Insurors have circled the wagons and, in this manner, protected themselves from Automobile Diminished Value claims by keeping the insurance-buying public generally uninformed. It isn't illegal nor does it violate any administrative statutes. If a company like State Farm, for example, directed each of it's insurance brokers to start advising policyholders of their right to pursue Automobile Diminished Value claims against third parties, they would represent the first wave of claimants. But eventually all insurance companies will recognize the need for transparency and State Farm, like other insurors before it, would have to start paying for Automobile Diminished Value. The more slowly people learn about Automobile Diminished Value, the better it is for the insurance industry.

So how is it that our company gets assigned so many Automobile Diminished Value cases? Attorneys, of course, are the quickest to recognize opportunities. Many of those who recommend The St. Lucie Appraisal Company have started advertising their expertise in handling Automobile Diminished Value claims. Many, but not most, as of this writing, auto body shops are aware of Automobile Diminished Value. Although it doesn't profit them, advising customers of their rights is good customer service. The burden of proving the reduction of value is on the plaintiff bringing the claim. There is no shortage of people who make it their business to stay informed.

Let me finish this article by pointing out that there are plenty of insurance agents who are both informed and informative. The number of those who are not, however, is much greater and that represents a disservice to Florida's insurance consumers. We are the ones who will be left holding the bag for Automobile Diminished Value come trade-in time.

The St. Lucie Appraisal Company
P.O. Box 2700
Fort Pierce, FL 34954
Phone: (772) 359-4300
Fax: (772) 466-8400


paypal payment button The fee for an Automobile Diminished Value Report is $275.00. You may also make your Credit Card Payment by telephone, call 772-359-4300. Credit card payments can be made on the PayPal page.

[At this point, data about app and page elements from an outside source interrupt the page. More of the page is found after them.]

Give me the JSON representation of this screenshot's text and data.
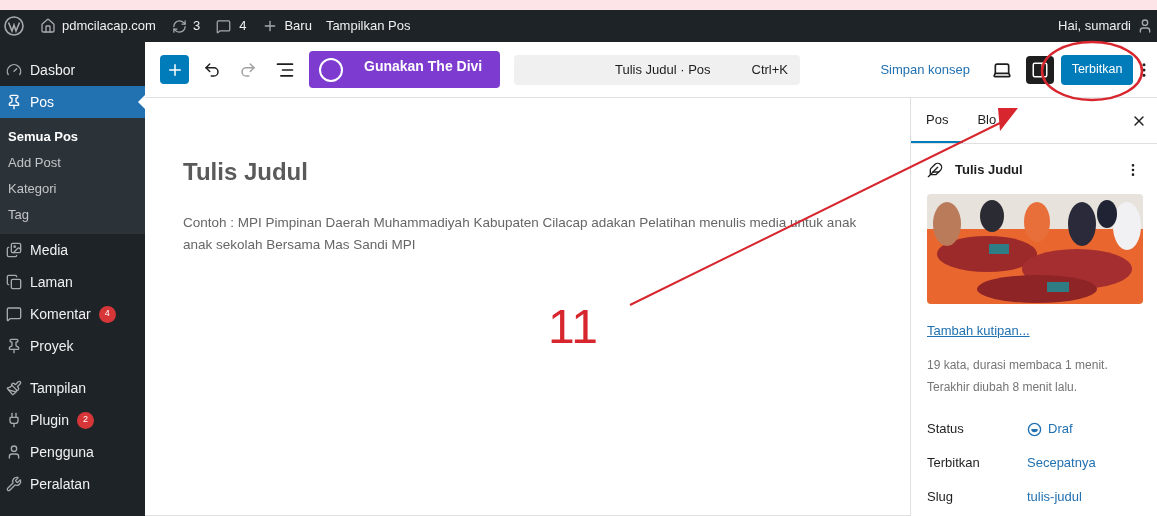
{
  "admin_bar": {
    "site": "pdmcilacap.com",
    "updates": "3",
    "comments": "4",
    "new_label": "Baru",
    "view_label": "Tampilkan Pos",
    "greeting": "Hai, sumardi"
  },
  "sidebar": {
    "items": [
      {
        "label": "Dasbor",
        "selected": false
      },
      {
        "label": "Pos",
        "selected": true,
        "children": [
          {
            "label": "Semua Pos",
            "selected": true
          },
          {
            "label": "Add Post",
            "selected": false
          },
          {
            "label": "Kategori",
            "selected": false
          },
          {
            "label": "Tag",
            "selected": false
          }
        ]
      },
      {
        "label": "Media",
        "selected": false
      },
      {
        "label": "Laman",
        "selected": false
      },
      {
        "label": "Komentar",
        "selected": false,
        "badge": "4"
      },
      {
        "label": "Proyek",
        "selected": false
      },
      {
        "label": "Tampilan",
        "selected": false
      },
      {
        "label": "Plugin",
        "selected": false,
        "badge": "2"
      },
      {
        "label": "Pengguna",
        "selected": false
      },
      {
        "label": "Peralatan",
        "selected": false
      }
    ]
  },
  "toolbar": {
    "divi_button": "Gunakan The Divi",
    "command_title": "Tulis Judul · Pos",
    "shortcut": "Ctrl+K",
    "save_draft": "Simpan konsep",
    "publish": "Terbitkan"
  },
  "document": {
    "title": "Tulis Judul",
    "body": "Contoh : MPI Pimpinan Daerah Muhammadiyah Kabupaten Cilacap adakan Pelatihan menulis media untuk anak anak sekolah Bersama Mas Sandi MPI"
  },
  "settings": {
    "tabs": [
      {
        "label": "Pos",
        "selected": true
      },
      {
        "label": "Blo",
        "selected": false
      }
    ],
    "post_title": "Tulis Judul",
    "excerpt_link": "Tambah kutipan...",
    "stats": [
      "19 kata, durasi membaca 1 menit.",
      "Terakhir diubah 8 menit lalu."
    ],
    "rows": [
      {
        "label": "Status",
        "value": "Draf",
        "kind": "status"
      },
      {
        "label": "Terbitkan",
        "value": "Secepatnya",
        "kind": "link"
      },
      {
        "label": "Slug",
        "value": "tulis-judul",
        "kind": "link"
      }
    ]
  },
  "annotation": {
    "number": "11"
  }
}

Click on "Don't have a PayPal account?" to be taken to the secure credit card payment page. 

After making your secure payment please email the body shop estimate or the insurance company appraisal to or FAX to 772-466-8400.